### AIM OF THE EXERCISE
Line by line, check the data for the string "shield" and state how many lines have it, nothing more.

### EXERCISE INPUTS
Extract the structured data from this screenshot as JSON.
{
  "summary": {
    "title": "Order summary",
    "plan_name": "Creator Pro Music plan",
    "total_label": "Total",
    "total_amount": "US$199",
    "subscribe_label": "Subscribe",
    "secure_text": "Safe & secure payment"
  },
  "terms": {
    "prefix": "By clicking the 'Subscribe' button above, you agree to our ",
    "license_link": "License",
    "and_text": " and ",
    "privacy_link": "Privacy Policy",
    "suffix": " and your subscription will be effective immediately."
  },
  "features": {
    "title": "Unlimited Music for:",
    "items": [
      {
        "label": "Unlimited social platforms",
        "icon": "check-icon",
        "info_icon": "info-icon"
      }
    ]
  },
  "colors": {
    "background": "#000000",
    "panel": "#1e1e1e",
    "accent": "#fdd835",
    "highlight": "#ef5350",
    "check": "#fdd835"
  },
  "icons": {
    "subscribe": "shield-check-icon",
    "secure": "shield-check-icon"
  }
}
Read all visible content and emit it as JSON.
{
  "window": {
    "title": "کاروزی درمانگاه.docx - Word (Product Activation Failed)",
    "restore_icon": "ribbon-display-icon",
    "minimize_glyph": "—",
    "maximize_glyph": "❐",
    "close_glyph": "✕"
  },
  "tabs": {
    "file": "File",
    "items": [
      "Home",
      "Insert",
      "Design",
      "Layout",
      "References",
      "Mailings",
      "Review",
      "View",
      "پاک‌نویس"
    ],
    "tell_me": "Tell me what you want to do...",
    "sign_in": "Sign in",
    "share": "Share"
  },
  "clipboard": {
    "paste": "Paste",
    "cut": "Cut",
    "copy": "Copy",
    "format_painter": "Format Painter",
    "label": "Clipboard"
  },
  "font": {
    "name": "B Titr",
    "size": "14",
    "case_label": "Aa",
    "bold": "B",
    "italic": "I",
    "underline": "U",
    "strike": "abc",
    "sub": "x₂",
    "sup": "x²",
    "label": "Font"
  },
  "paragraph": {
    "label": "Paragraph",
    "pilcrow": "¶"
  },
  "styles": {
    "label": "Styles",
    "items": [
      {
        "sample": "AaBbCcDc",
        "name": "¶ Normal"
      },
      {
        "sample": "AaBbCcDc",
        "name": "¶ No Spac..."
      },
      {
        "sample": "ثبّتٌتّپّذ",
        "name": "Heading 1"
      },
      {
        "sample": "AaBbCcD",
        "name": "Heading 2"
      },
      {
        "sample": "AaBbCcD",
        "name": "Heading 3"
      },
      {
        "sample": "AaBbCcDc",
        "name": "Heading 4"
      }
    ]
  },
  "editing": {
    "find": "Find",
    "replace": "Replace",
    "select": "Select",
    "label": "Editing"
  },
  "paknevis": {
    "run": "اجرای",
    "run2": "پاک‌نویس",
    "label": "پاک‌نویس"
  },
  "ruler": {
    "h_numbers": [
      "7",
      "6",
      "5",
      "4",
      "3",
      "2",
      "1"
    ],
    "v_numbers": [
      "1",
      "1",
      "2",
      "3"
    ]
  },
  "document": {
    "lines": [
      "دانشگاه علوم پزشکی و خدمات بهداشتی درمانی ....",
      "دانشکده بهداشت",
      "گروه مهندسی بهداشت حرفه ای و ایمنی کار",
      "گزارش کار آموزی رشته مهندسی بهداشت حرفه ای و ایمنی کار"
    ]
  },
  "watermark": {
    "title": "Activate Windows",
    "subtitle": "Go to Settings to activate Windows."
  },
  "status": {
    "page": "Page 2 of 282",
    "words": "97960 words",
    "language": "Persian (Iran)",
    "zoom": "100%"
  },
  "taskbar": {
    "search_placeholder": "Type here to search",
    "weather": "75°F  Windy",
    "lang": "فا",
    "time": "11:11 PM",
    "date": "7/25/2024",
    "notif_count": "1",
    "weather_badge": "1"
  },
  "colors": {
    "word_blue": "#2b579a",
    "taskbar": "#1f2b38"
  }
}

### EXERCISE RESPONSE
2